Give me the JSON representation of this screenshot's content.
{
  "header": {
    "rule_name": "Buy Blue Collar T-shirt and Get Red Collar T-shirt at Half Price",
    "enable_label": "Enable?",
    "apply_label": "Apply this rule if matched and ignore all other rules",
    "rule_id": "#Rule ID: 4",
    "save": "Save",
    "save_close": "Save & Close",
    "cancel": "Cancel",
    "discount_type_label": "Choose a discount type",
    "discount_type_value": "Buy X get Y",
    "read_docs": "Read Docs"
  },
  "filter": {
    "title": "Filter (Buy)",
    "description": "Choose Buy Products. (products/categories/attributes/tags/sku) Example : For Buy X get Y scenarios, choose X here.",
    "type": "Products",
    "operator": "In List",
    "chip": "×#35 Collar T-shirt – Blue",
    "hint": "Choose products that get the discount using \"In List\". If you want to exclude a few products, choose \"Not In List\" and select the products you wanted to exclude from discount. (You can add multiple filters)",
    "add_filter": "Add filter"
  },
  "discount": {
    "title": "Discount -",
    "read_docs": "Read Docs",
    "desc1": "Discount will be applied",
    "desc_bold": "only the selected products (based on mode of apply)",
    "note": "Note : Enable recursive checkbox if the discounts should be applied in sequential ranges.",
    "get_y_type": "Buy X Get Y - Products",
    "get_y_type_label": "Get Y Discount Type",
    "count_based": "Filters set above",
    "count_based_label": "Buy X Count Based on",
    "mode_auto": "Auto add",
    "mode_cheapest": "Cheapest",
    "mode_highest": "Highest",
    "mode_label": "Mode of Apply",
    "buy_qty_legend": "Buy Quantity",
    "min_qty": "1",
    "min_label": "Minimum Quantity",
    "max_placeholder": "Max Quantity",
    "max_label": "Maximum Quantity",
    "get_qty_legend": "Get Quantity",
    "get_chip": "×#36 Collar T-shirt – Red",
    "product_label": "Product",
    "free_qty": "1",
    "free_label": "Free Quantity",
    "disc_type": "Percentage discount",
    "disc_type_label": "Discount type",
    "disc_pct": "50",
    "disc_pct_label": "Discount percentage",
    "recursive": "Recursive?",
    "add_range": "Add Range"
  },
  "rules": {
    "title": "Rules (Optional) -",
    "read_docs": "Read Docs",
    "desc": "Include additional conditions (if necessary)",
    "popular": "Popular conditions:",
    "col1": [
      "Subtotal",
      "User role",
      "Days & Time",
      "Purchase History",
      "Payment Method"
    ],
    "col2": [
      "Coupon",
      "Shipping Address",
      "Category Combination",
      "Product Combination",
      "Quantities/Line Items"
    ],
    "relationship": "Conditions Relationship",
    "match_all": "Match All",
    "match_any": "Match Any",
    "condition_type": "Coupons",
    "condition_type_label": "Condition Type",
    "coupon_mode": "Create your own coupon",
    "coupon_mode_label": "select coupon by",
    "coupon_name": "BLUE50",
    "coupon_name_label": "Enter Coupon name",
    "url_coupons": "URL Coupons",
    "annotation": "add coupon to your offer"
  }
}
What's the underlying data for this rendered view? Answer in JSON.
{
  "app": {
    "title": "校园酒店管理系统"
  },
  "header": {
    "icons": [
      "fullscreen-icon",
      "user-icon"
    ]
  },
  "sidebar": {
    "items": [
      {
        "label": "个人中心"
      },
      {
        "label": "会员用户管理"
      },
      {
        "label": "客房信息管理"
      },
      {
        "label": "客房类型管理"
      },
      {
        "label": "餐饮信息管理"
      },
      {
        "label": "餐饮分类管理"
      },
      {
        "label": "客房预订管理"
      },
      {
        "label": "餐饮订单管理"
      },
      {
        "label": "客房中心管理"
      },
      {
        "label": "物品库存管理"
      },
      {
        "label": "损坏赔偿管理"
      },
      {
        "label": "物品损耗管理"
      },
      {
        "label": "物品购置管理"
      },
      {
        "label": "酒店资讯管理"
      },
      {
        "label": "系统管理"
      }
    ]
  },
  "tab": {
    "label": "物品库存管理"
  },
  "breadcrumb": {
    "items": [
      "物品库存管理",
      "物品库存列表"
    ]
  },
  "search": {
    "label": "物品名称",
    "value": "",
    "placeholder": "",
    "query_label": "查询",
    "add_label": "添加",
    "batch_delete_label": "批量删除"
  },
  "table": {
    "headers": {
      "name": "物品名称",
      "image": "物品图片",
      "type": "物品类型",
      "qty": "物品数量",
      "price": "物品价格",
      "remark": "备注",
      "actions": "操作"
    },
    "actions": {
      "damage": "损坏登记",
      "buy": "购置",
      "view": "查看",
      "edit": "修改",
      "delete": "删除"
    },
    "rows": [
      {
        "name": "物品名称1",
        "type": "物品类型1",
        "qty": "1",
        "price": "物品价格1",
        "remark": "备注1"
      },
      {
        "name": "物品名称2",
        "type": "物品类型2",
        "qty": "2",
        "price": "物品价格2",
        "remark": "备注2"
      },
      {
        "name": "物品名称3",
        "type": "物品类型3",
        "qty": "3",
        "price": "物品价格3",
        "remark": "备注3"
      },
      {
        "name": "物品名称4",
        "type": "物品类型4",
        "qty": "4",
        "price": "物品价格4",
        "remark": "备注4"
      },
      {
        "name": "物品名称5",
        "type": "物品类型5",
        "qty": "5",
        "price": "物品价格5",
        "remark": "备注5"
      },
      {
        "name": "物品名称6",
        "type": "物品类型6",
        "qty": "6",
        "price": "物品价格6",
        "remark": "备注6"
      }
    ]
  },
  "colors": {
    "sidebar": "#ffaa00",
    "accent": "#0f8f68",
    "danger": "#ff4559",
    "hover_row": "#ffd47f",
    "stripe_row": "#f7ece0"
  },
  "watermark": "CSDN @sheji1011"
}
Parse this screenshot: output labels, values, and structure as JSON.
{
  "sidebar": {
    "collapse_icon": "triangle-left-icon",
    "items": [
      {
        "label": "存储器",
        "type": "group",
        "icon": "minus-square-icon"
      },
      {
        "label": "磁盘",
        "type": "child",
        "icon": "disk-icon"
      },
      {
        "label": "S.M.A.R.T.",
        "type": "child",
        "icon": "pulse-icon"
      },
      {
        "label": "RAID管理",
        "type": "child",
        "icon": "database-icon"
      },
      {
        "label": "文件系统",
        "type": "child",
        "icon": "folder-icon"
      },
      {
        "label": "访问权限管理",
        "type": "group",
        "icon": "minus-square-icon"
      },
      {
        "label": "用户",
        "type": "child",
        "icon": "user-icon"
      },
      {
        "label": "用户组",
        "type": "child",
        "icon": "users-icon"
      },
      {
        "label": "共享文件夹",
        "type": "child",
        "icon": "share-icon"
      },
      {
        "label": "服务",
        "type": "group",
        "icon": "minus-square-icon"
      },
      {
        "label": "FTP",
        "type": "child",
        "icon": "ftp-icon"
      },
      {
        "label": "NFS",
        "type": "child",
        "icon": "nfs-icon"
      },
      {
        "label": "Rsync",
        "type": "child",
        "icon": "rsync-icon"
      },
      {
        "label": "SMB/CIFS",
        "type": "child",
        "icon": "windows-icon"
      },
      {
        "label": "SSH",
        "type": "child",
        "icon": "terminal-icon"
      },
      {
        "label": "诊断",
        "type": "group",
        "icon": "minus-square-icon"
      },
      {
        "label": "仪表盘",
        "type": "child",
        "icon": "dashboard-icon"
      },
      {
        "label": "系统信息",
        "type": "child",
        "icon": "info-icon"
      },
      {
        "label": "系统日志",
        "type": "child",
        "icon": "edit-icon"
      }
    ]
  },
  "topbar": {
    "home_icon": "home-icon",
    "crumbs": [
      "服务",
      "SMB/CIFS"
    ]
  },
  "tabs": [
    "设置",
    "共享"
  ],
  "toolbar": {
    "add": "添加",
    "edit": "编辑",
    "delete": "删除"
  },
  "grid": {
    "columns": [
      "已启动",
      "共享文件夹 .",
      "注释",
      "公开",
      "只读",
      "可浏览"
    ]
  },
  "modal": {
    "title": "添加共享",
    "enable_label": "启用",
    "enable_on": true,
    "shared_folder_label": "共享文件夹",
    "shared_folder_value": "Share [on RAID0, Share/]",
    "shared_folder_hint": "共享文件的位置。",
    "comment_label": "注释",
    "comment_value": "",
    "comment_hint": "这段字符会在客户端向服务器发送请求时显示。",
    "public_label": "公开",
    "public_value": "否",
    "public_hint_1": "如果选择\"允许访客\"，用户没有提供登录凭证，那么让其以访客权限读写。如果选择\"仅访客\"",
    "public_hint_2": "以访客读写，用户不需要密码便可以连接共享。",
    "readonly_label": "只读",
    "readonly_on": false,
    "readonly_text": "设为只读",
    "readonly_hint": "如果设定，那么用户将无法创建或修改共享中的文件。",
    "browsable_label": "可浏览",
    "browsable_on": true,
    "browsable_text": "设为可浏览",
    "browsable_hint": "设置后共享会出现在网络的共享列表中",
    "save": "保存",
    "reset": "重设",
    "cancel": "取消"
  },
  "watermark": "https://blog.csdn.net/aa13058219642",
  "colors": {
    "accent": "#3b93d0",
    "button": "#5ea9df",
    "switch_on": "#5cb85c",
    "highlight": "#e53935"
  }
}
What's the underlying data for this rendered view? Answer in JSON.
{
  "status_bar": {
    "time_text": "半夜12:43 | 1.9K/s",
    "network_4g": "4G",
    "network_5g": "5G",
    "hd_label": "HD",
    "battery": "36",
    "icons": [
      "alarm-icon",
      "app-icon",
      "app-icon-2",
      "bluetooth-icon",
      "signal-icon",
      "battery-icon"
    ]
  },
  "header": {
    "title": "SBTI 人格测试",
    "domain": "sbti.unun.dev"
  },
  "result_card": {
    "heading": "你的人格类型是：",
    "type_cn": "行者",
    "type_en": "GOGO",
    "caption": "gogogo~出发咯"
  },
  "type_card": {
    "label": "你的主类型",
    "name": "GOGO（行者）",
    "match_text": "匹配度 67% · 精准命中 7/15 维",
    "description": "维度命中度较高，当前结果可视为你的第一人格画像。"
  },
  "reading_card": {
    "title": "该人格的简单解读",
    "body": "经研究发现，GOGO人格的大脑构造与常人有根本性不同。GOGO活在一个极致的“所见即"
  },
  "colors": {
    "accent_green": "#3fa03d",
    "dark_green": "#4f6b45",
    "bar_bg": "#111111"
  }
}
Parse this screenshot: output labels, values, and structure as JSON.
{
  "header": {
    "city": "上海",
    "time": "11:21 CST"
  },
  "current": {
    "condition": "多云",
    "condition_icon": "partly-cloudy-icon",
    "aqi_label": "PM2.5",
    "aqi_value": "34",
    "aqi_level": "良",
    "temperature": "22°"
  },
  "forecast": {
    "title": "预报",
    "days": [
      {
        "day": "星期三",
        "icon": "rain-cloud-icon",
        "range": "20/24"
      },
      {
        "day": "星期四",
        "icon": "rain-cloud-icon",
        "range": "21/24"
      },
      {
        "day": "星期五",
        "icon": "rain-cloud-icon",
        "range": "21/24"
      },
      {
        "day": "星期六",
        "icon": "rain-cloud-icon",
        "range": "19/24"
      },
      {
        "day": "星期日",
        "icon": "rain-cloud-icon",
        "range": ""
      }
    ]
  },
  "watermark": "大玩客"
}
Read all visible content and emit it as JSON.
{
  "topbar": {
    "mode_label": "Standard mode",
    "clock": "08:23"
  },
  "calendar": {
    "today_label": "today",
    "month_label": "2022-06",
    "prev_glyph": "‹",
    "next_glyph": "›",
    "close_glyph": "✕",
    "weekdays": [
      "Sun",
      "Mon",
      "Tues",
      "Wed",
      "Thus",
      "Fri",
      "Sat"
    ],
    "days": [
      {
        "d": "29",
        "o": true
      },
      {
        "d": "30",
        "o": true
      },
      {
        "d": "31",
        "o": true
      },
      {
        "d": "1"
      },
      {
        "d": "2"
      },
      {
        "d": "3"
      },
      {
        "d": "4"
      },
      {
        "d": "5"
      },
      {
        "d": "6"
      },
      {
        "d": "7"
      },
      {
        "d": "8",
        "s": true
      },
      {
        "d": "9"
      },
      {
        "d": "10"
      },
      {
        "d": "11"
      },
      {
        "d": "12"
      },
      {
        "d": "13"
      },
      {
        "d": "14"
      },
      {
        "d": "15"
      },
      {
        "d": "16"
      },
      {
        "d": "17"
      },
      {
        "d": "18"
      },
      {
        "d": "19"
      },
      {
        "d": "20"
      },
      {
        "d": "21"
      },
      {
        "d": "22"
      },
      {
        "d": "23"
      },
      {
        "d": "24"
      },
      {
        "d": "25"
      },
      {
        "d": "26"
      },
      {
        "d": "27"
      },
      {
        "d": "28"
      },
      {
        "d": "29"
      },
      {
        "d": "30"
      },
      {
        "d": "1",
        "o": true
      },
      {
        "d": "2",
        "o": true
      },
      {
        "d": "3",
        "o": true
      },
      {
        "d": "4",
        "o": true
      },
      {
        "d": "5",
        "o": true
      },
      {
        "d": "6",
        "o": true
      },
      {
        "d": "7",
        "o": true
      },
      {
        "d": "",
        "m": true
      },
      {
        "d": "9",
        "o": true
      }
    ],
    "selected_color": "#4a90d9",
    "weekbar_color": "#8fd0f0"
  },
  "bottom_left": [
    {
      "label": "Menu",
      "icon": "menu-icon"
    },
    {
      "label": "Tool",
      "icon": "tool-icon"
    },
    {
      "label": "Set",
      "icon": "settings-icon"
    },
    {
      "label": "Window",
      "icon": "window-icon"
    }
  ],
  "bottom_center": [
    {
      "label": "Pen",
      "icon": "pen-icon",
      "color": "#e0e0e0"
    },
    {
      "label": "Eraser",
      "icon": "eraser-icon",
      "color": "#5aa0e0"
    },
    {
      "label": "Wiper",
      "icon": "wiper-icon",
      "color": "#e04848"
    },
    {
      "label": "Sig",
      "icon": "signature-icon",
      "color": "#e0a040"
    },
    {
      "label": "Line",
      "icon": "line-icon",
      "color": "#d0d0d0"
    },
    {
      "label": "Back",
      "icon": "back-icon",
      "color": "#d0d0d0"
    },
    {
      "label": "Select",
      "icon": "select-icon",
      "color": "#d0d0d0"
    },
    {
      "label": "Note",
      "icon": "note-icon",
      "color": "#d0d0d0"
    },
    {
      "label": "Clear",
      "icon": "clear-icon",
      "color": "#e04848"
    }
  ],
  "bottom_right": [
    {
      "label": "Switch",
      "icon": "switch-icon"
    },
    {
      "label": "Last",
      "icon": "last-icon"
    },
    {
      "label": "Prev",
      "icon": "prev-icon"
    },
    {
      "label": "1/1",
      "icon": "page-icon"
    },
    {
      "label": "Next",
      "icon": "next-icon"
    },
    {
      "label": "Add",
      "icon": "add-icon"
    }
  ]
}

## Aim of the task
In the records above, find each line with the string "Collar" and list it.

## Output for this exercise
    "rule_name": "Buy Blue Collar T-shirt and Get Red Collar T-shirt at Half Price",
    "chip": "×#35 Collar T-shirt – Blue",
    "get_chip": "×#36 Collar T-shirt – Red",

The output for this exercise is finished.